The plaintiff in question filed her Prozac lawsuit based on allegations that her use of the antidepressant during pregnancy led to severe birth defects in her child. Eli Lilly tried to dismiss the amended case stating that the plaintiff failed to sufficiently plead the claims, as they didn’t contain allegations of defects in dosage recommendations or argue that a lower amount would have prevented her child from suffering birth defects. The lawsuit also failed to allege that the Prozac taken by the plaintiff diverged from Lilly’s performance standards, according to the drug maker.

Plaintiff’s claims upheld in Prozac birth defects lawsuit

In terms of  charges of failure to warn, Judge C. Michael Hill interpreted the accusation that Eli Lilly failed to adequately caution women trying to conceive of the possible birth defects linked with Prozac “to be allegations that inadequate warnings were provided to the prescribing physicians by the defendants, which caused the prescribing physicians to prescribe Prozac to [the plaintiff] because they were not warned, adequately, of the danger to women.”

The judge allowed the plaintiff to amend her causes of action to “hone her petition” in relation to her allegations. Judge Doherty of the U.S. District Court for the Western District of Louisiana agreed with the magistrate’s decision and the plaintiff’s case will proceed against drug manufacturer, Eli Lilly.

SSRIs linked to increased risk for birth defects

Prozac belongs to a class of drugs known as SSRIs (selective serotonin reuptake inhibitor) – and is approved to treat symptoms of depression and anxiety-related disorders. Launched in 1987, Prozac (generic name: fluoxetine) was the first commercially available SSRI and has been prescribed to millions of Americans. Since hitting the market, the serotonin-boosting medication has been linked to serious SSRI side effects such as suicidal ideation, serotonin syndrome, erectile dysfunction and other sexual dysfunction, in addition to congenital birth defects in newborns.

Families who have filed a Prozac birth defects lawsuit argue that Eli Lilly was negligent in their duty to warn consumers and the medical community about potential SSRI birth defect risks posed to unborn children.  Complaints against the pharmaceutical giant have alleged the antidepressant caused heart defects, persistent pulmonary hypertension of the newborn (PPHN), and neural tube defects like spina bifida and craniosynostosis, among others. Eli Lilly continues to defend its blockbuster medication, and has yet to settle any Prozac lawsuits containing allegations of birth defects, though it has paid millions of dollars in cases involving suicide, suicidal tendencies and murder.
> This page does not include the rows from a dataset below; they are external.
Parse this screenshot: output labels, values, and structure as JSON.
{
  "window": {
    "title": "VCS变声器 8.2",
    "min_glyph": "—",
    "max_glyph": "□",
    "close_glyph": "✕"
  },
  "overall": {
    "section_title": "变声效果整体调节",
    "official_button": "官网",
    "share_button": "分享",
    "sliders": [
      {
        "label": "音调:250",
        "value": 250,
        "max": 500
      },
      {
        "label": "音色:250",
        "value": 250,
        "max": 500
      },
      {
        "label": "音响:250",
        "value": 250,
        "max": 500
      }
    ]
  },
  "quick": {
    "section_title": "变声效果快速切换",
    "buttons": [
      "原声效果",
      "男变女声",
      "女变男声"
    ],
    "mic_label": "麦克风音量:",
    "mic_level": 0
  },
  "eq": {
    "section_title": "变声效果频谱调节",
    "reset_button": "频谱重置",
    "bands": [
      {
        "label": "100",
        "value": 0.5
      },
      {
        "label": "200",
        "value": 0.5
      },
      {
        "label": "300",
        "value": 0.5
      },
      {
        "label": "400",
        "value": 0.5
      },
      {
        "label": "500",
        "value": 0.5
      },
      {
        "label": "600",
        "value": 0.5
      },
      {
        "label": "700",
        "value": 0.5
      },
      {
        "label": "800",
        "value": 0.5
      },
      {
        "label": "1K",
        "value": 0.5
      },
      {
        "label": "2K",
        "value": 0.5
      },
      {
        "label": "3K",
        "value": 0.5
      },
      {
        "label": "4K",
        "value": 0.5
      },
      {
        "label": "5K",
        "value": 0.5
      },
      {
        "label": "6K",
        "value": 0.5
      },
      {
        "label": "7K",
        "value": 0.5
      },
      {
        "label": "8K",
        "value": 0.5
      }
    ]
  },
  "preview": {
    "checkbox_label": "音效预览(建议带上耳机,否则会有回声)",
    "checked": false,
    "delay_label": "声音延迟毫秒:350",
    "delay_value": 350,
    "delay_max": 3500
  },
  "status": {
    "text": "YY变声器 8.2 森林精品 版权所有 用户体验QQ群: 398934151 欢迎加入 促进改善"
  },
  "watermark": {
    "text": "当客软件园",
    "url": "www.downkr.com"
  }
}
At present, all Prozac lawsuits are being handled individually in state and federal courts as multidistrict litigation (MDL) has yet to be established. Judge Doherty is currently presiding over the Zoloft products liability MDL, a coordinated litigation dealing with similar allegations relating to birth defects and SSRI use during pregnancy.